the US views Pakistan as pivotal to its occupation of Afghanistan, future
ambitions elsewhere in oil-rich Central Asia, and its struggle against
al-Qaeda and other Islamic extremist groups.
During the Cold
War, the US fanned the Indo-Pakistani conflict, so as to secure Pakistan
as an anti-Soviet ally. (In fact it was at the USs behest that
the Pakistan military-security establishment began its quarter-century
involvement in promoting Islamic fundamentalist jihadis in Afghanistan.)
Now, however, Washington wants to bring about a settlement between its
traditional ally (Pakistan) and its new Indian ally, so as to secure
its predatory interests and ambitions across Asia.
This process, however,
risks embroiling Washington in myriad problems.
close ties with the US, for example, are making him a target for mounting
popular opposition, not least because US-inspired IMF restructuring
has spelt increasing economic hardship for Pakistans impoverished
masses. India, meanwhile, remains sensitive to any suggestion that the
US will play the role of mediator in its negotiations with Pakistan.
For this reason,
US officials have tended to downplay Washingtons involvement in
the recent Indo-Pakistan rapprochement. However, in a post-SAARC summit
interview, Colin Powell boasted to US News and World Report about the

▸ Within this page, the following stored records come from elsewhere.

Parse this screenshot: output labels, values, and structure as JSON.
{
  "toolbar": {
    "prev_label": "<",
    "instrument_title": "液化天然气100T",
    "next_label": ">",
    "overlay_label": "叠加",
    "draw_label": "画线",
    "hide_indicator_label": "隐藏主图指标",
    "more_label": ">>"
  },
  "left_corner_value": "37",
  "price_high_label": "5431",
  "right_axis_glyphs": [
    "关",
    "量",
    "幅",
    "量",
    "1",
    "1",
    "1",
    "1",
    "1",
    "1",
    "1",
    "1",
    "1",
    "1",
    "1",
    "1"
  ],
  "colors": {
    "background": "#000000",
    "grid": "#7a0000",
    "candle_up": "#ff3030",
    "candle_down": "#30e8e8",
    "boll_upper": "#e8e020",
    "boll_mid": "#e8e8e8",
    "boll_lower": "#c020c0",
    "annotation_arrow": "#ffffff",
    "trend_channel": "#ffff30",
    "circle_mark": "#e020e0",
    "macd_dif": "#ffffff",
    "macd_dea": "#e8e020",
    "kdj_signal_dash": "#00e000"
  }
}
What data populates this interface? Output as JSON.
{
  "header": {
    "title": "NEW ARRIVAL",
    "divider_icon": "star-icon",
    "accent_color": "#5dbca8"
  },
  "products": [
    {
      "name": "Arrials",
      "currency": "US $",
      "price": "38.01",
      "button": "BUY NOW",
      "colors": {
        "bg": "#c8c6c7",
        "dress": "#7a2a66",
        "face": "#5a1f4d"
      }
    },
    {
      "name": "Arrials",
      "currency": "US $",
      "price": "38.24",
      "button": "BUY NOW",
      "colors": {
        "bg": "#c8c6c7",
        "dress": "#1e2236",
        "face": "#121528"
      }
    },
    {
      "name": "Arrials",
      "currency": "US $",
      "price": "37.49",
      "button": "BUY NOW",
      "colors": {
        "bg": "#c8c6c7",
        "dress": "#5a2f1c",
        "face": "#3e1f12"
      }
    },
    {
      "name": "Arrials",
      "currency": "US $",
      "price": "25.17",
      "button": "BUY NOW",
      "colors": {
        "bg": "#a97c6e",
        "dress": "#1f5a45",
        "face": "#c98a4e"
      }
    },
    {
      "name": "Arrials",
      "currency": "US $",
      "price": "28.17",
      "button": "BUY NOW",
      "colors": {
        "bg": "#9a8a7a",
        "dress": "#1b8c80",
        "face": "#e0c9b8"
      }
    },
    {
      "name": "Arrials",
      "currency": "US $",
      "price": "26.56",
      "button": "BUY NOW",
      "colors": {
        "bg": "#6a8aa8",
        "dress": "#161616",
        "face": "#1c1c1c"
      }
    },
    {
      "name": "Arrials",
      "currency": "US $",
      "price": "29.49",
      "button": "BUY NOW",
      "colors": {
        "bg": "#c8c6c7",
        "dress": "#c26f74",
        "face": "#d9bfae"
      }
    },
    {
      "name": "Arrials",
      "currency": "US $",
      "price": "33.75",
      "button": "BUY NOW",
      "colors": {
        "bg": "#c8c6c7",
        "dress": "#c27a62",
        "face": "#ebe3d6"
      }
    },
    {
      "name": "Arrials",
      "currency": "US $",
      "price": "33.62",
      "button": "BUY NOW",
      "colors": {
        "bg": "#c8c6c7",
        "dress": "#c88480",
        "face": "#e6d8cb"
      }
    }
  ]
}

USs role: We have been working with the Indians and Pakistanis
for almost two years, from a period of Were going to nuclear
war this weekend to, you know, this is a historic change. And
so I think a lot of the seeds that were planted are now germinating
and youll (see) us harvesting crops.
prompted a curt Indian response. The US has repeatedly offered
to promote India-Pakistan dialogue, said an External Affairs spokesman.
However, on India-Pakistan bilateral issues there has been no
scope for any third party role and it is not likely to be there in future
A tenuous process
The fractious character
of Indo-Pakistani relations is underscored by the January 6 joint statement.
Although only six paragraphs or 153 words long, the statements
composition was a laborious exercise, involving six meetings between
senior Indian and Pakistani officials. At one point it appeared that
the statement and with it the plan for a resumption of comprehensive
negotiations would founder over Indias demand that Pakistan pledge
not to allow its territory to be used to stage terrorism.
In the end, Pakistan relented, implicitly dropping its claim that the
anti-Indian Kashmiri insurgents are freedom fighters, not terrorists.
In return, Pakistan argues that it won Indias first-ever acknowledgment
that the status of Jammu and Kashmir, a princely state incorporated
into the India Union in 1947 and the only Indian state with a Muslim
majority, is a legitimate topic for bilateral negotiations between India
and Pakistan. Hitherto, India had insisted the Kashmir question was
wholly an internal Indian matter.
The January 6 agreement
left the timing, place and subject of the negotiations to be determined.
Only after considerable wrangling was this weeks agreement reached.
Conforming to the pattern established at least since Pakistan announced
a unilateral ceasefire to begin November 26, it was Islamabad that pressed
for the negotiations to proceed quickly. India, meanwhile, continues
to argue that meaningful negotiations will not succeed unless preceded
by a long process of confidence building measures. While
India justifies this by claiming that haste could cause the negotiations
to collapse, there is no question its attitude reflects its perception
that Pakistan is the weaker party.
wanted to involve political appointees in the negotiations from the
start, New Delhi wanted to limit at least the first round of talks to
just lower level officials. Ultimately it was agreed that the lower
level officials would meet for two days. The countries Foreign
Secretaries will join the talks on the third day.
Even more tellingly,
next months negotiations will do no more than discuss the agenda
for future talks. According to Amrit Baruah of the Chennai-based Hindu,
High-placed Government sources made it clear to this correspondent
that it was not as if the composite dialogue was commencingbut
the process of discussing the exact subjects that should
be discussed as per the composite dialogue.
The staging of elections
in India and formation of a new government means it is unlikely truly
substantive negotiations with Pakistan will be feasible before June.